Activity: From the entries below, copy out every line with "Tarihi" in it.

Source information:
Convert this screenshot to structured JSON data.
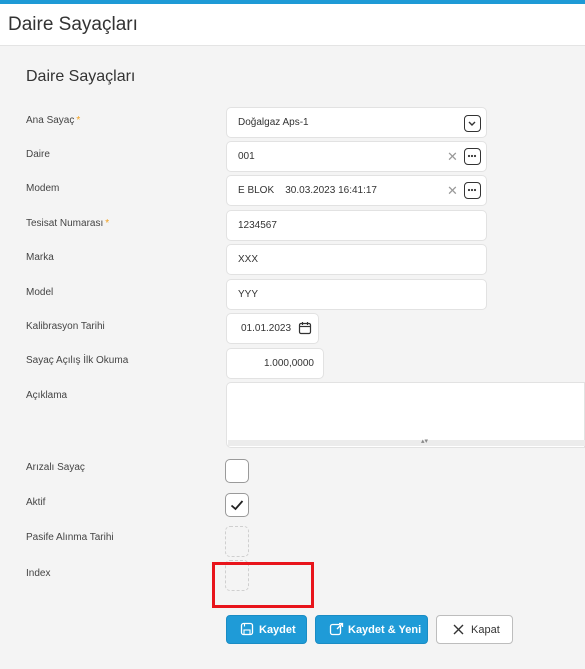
{
  "window": {
    "title": "Daire Sayaçları"
  },
  "form": {
    "title": "Daire Sayaçları",
    "fields": {
      "ana_sayac": {
        "label": "Ana Sayaç",
        "required": "*",
        "value": "Doğalgaz Aps-1"
      },
      "daire": {
        "label": "Daire",
        "value": "001"
      },
      "modem": {
        "label": "Modem",
        "value": "E BLOK    30.03.2023 16:41:17"
      },
      "tesisat": {
        "label": "Tesisat Numarası",
        "required": "*",
        "value": "1234567"
      },
      "marka": {
        "label": "Marka",
        "value": "XXX"
      },
      "model": {
        "label": "Model",
        "value": "YYY"
      },
      "kalibrasyon": {
        "label": "Kalibrasyon Tarihi",
        "value": "01.01.2023"
      },
      "ilk_okuma": {
        "label": "Sayaç Açılış İlk Okuma",
        "value": "1.000,0000"
      },
      "aciklama": {
        "label": "Açıklama",
        "value": ""
      },
      "arizali": {
        "label": "Arızalı Sayaç",
        "checked": false
      },
      "aktif": {
        "label": "Aktif",
        "checked": true
      },
      "pasife_alinma": {
        "label": "Pasife Alınma Tarihi"
      },
      "index": {
        "label": "Index"
      }
    }
  },
  "buttons": {
    "save": "Kaydet",
    "save_new": "Kaydet & Yeni",
    "close": "Kapat"
  },
  "colors": {
    "accent": "#1f9bd7",
    "highlight": "#e8141b",
    "required": "#f0a020"
  }
}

Answer:
        "label": "Kalibrasyon Tarihi",
        "label": "Pasife Alınma Tarihi"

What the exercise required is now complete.